A still from “From Knee to Heart,” about Spanish dancer and choreographer Sol Picó — featured in Dance Camera West’s online film festival.
(Dance Camera West)

The newly formed Gallery Association Los Angeles has just launched, which will feature rotating exhibitions by L.A. galleries. The first show features work from artists represented by 1301PE, Jeffrey Deitch, Park View / Paul Soto, Vielmetter Los Angeles and many more.

Arts writer Jillian Steinhauer rounds up a list of five artists to follow on Instagram. And New York’s New Museum has launched “Bedtime Stories,” an online initiative organized by artist Maurizio Cattelan that features a crew of collaborators (including Iggy Pop and Abraham Cruzvillegas) reading selections from their favorite books.

The museums are getting boozy. The Getty has posted recipes for cocktails inspired by ancient art. (Though, seriously, Getty mixologists, I gotta go find saffron in the middle of a pandemic?)

For parents: The way to San Jose is through a new coloring book.


Thomas Sokolowski, the longtime director of the Andy Warhol Museum, who led some of the art world’s early responses to the AIDS crisis, has died at the age of 70.

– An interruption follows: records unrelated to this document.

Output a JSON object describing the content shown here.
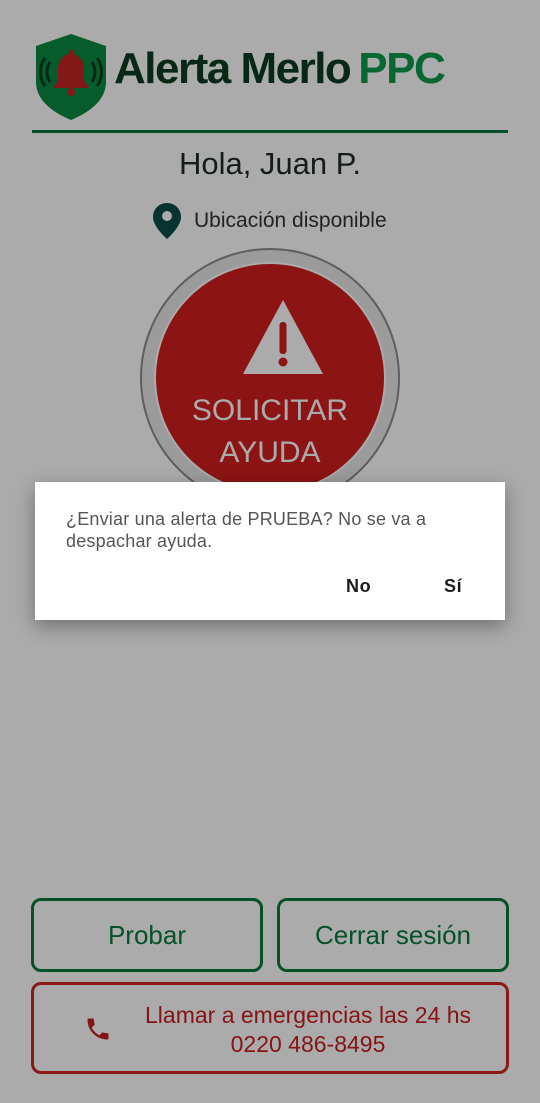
{
  "header": {
    "title_main": "Alerta Merlo",
    "title_accent": "PPC",
    "logo_icon": "bell-shield-icon"
  },
  "greeting": "Hola, Juan P.",
  "location": {
    "icon": "location-pin-icon",
    "text": "Ubicación disponible"
  },
  "sos_button": {
    "icon": "warning-icon",
    "line1": "SOLICITAR",
    "line2": "AYUDA"
  },
  "buttons": {
    "test": "Probar",
    "logout": "Cerrar sesión",
    "call_line1": "Llamar a emergencias las 24 hs",
    "call_line2": "0220 486-8495",
    "call_icon": "phone-icon"
  },
  "dialog": {
    "message": "¿Enviar una alerta de PRUEBA? No se va a despachar ayuda.",
    "no_label": "No",
    "yes_label": "Sí"
  },
  "colors": {
    "brand_green": "#0a7a3c",
    "brand_dark_green": "#0b3d22",
    "alert_red": "#d31e1e"
  }
}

In other news

— “It’s time to take California back from Joan Didion,” writes Myriam Gurba.
— A new doc, “Marius Petipa: The French Master of Russian Ballet,” explores the legacy of the legendary 19th century choreographer.
The Huguenot smallpox doctor who was an early librarian at the British Museum. With shout-outs to Voltaire and a murderous portraitist.
— The Getty Research Institute has acquired the archive of Rachel Rosenthal, a key player in the theater, feminist and performance art scenes in 20th century L.A.
Alex Beam on how Mies van der Rohe’s Farnsworth House got built. (Hint: Very contentiously.)
— And walker David Ulin writes on books about walking.

Last but not least ...

I’m here for any comedy routine that somehow brings the Sinaloa Cartel and Amazon labor practices together into one punchline.